Items from an interface collection
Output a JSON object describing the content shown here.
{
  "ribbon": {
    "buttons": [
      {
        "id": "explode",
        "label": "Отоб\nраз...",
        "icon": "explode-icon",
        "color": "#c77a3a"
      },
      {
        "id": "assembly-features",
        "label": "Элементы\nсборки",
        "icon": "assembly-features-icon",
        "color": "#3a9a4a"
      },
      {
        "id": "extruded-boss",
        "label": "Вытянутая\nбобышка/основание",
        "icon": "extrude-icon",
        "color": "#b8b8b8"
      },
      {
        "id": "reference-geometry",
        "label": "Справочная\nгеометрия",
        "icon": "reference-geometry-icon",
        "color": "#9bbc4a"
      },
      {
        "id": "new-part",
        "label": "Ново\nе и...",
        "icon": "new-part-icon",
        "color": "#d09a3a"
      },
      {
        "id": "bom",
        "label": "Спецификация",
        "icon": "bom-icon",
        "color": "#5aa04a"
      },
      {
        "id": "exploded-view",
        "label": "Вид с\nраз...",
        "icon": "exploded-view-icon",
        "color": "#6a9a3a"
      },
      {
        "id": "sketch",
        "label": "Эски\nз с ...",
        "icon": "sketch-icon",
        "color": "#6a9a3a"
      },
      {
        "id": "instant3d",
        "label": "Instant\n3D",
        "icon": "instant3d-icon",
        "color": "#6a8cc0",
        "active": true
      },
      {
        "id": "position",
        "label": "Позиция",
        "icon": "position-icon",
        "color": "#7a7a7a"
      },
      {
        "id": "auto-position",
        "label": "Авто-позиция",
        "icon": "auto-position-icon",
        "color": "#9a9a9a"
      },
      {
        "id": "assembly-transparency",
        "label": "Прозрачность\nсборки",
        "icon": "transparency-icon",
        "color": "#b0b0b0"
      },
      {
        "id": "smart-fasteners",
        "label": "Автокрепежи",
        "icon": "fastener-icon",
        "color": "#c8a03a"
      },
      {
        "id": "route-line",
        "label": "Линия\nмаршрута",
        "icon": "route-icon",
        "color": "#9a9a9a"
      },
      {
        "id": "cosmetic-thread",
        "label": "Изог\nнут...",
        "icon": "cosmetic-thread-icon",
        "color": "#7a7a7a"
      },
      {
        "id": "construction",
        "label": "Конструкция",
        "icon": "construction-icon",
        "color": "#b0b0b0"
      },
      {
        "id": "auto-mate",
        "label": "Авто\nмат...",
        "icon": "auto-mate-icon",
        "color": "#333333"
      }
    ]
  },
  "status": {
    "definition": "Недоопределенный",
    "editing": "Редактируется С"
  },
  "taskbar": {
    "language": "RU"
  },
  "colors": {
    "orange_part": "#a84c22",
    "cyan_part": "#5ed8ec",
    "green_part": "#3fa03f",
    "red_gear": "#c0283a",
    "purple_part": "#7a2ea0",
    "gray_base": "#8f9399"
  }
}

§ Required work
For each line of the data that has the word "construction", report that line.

§ Reply to the exercise
        "id": "construction",
        "icon": "construction-icon",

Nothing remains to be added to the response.